We are in a spiritual crisis four hundred years in the making. A crisis born of humans owning humans, born of the Trail of Tears, born of systematic redlining and deliberate exclusion from the building of equity for whole peoples, born of the roots of our criminal justice system and its rampant abuses to satiate an appetite for othering, for violence, and for profit. Is it any wonder that our fabric is tearing apart? Is it any wonder that people are finding it challenging to see the light in the eyes of their human siblings? Is it any wonder that people are raging?

Consider the history of disparity in the amassing of property and wealth that Rothstein outlines in today’s history and culture lesson.

Collectively, we need a capacity we lack.

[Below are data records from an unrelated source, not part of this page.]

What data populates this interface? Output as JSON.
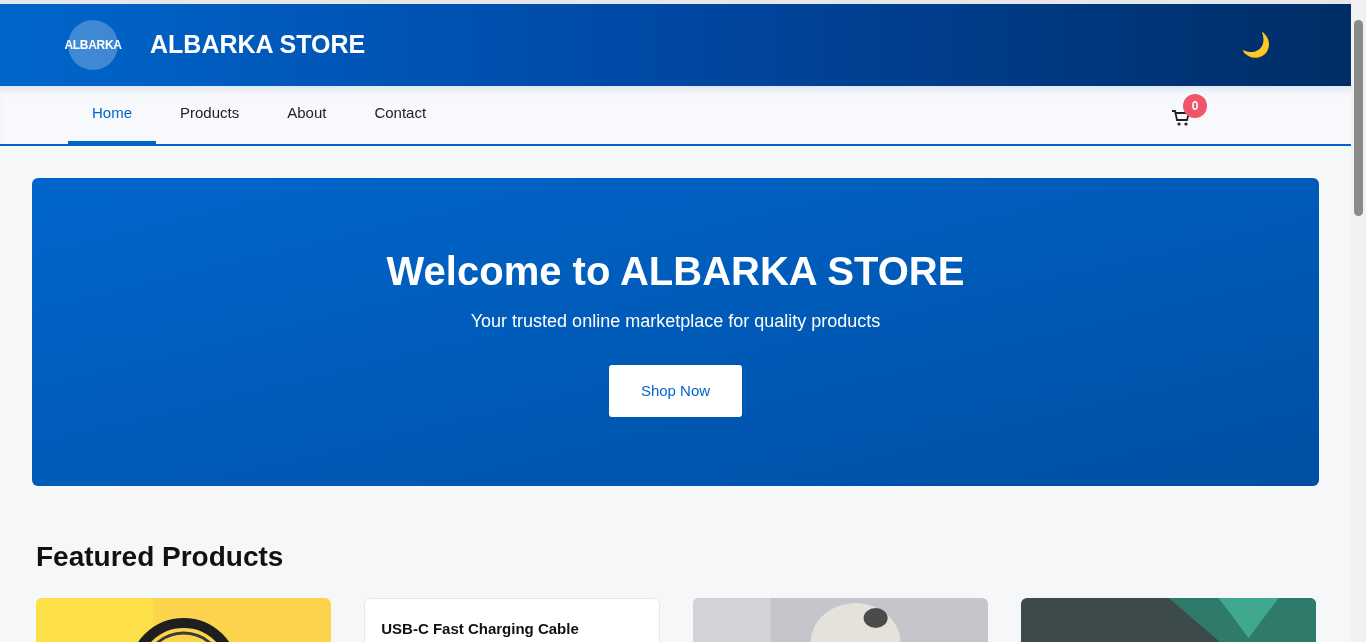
{
  "header": {
    "logo": "ALBARKA",
    "title": "ALBARKA STORE",
    "theme_icon": "🌙"
  },
  "nav": {
    "items": [
      {
        "label": "Home",
        "selected": true
      },
      {
        "label": "Products",
        "selected": false
      },
      {
        "label": "About",
        "selected": false
      },
      {
        "label": "Contact",
        "selected": false
      }
    ],
    "cart_count": "0"
  },
  "hero": {
    "title": "Welcome to ALBARKA STORE",
    "subtitle": "Your trusted online marketplace for quality products",
    "button": "Shop Now"
  },
  "featured": {
    "title": "Featured Products",
    "products": [
      {
        "kind": "picture"
      },
      {
        "kind": "text",
        "name": "USB-C Fast Charging Cable"
      },
      {
        "kind": "picture"
      },
      {
        "kind": "picture"
      }
    ]
  }
}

Today is Trinity Sunday in the Church. In the doctrine of the Trinity, we assert that the Divine is both one and many in a co-eternal relationship of love. The three persons of the Trinity do not negate the unity of one God, and the oneness does not compromise the distinctness of the three.

It is this capacity to become one people, woven together into a single fabric, while strengthening our distinct threads, that we need. In our better moments, we have aspired to weave such a fabric. Like the tapestries of Gehrard Richter, such a true weave of interplay between the many and the one stirs the soul (see the first arts and architecture lesson). When we have caught glimpses of this potential in ourselves, even for a moment, it gives us hope. But we have never had this capacity as a nation in any sustained way.

So now, in these nights, as our cities burn, the blues are our only lullaby. Ifé gives us the music for our times. Listen in today’s second arts and architecture lesson.

The substitute we have accepted for the true fabric is unraveling at the seams. And its unraveling is revealing the truth of where we are.

This is why we must go back to the foundations and begin again. There is no patch that will mend the tear. It is time to weave something new.